> [DATASET ENTRIES]
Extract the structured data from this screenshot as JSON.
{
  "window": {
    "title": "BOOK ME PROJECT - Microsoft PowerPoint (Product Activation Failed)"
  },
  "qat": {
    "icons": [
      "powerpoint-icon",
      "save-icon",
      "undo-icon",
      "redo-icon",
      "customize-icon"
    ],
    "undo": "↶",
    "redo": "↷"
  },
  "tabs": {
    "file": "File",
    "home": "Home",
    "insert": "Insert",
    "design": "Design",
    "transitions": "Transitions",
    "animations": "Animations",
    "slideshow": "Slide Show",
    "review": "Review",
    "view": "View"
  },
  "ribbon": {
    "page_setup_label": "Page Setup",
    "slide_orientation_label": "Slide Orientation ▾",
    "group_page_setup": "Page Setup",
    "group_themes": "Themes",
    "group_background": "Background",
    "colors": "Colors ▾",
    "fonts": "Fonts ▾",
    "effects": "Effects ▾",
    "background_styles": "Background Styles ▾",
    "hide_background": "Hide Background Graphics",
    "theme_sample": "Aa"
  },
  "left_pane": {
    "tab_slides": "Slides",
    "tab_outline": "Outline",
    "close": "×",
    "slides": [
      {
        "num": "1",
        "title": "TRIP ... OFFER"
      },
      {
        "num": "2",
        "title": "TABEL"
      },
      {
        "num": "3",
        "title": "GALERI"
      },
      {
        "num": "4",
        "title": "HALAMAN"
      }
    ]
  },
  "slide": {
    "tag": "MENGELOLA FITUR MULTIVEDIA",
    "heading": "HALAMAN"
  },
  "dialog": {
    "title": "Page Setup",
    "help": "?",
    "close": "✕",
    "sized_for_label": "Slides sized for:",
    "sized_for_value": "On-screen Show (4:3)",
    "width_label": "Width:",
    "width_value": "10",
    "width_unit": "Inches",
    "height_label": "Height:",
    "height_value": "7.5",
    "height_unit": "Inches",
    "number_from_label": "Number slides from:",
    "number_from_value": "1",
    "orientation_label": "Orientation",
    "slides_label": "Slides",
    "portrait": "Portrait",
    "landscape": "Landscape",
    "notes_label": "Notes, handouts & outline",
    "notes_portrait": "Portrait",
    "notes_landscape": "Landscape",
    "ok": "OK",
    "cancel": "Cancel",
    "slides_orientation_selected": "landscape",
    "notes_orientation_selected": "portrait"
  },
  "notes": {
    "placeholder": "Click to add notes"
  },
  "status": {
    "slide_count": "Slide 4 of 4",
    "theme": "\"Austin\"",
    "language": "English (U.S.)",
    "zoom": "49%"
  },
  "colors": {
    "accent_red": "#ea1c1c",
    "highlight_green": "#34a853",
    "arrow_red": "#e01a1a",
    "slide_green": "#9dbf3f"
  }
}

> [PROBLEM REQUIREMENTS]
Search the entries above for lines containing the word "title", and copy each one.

> [FINAL ANSWER]
    "title": "BOOK ME PROJECT - Microsoft PowerPoint (Product Activation Failed)"
        "title": "TRIP ... OFFER"
        "title": "TABEL"
        "title": "GALERI"
        "title": "HALAMAN"
    "title": "Page Setup",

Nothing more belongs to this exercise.